Madcat
2004-Mar-16, 08:33 PM
Now we need to get a convenient star and knock it out of the Oort cloud... 8)

Eroica
2004-Mar-16, 08:37 PM
We finally have an object whose orbit actually looks like an ellipse!

uh, all orbits are ellipses.
Yeah, but most of them, if plotted, look like circles, possibly slightly offset from the origin.
Whence it follows logically that circles look like ellipses! 8)

StarStuff
2004-Mar-16, 08:43 PM
Awesome, this is one of the few threads where I understand everything that has been said so far... but I'm sure if I give it a few more hours, there will be something way over my head.

:lol: I know the feeling.... I'm hoping that if I hang around here for long enough, I'll be able to absorb some of the brilliance from other posters, just through osmosis.

Don't get me wrong - I really do love it here! :)

JohnOwens
2004-Mar-16, 10:55 PM
Did I say object? I meant planet. :)

You do know you're just digging yourself in deeper with that, right? :wink:

milli360
2004-Mar-17, 12:02 AM
You do know you're just digging yourself in deeper with that, right?
<suspicious>no, why?</suspicious>
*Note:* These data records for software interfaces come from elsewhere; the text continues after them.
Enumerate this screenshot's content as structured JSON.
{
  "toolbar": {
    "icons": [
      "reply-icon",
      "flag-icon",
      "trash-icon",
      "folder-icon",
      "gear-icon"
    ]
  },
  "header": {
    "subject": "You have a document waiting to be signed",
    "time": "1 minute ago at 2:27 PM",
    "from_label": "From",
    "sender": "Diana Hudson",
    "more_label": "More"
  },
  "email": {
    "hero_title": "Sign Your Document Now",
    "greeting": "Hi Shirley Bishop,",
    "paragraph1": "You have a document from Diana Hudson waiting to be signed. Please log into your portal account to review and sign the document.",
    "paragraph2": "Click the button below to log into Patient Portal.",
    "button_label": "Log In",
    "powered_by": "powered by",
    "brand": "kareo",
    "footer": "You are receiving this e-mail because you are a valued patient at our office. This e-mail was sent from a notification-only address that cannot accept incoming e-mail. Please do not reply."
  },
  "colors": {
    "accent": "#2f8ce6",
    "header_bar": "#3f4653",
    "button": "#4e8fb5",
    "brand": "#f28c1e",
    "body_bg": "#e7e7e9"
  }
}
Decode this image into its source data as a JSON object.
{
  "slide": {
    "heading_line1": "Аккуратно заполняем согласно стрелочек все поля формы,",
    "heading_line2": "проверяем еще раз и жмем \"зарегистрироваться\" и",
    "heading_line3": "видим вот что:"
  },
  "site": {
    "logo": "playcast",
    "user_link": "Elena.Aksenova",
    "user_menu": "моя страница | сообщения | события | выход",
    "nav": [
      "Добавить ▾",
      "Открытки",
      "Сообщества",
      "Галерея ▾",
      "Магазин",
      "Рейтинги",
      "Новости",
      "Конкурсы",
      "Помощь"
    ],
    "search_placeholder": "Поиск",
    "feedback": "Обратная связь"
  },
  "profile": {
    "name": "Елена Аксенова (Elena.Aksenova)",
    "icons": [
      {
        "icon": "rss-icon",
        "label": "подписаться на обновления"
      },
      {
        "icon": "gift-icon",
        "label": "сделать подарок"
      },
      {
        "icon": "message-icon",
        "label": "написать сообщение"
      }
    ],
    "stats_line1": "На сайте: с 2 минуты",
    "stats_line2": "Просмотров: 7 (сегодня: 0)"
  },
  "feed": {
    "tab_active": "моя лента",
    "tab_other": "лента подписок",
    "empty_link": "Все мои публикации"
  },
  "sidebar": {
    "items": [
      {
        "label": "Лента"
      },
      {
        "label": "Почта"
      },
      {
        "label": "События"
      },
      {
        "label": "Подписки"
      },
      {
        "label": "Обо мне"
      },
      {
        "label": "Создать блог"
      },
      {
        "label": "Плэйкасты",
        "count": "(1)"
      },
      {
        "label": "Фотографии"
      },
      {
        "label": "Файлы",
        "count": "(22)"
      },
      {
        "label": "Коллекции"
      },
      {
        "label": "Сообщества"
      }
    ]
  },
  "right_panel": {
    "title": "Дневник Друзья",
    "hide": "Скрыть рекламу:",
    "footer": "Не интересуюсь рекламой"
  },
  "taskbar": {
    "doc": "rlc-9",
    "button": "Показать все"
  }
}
bearcub
2004-Mar-17, 12:17 AM
I beleive that John's referring to the fact that Sedna's being called a planetoid, and doesn't qualify as a planet.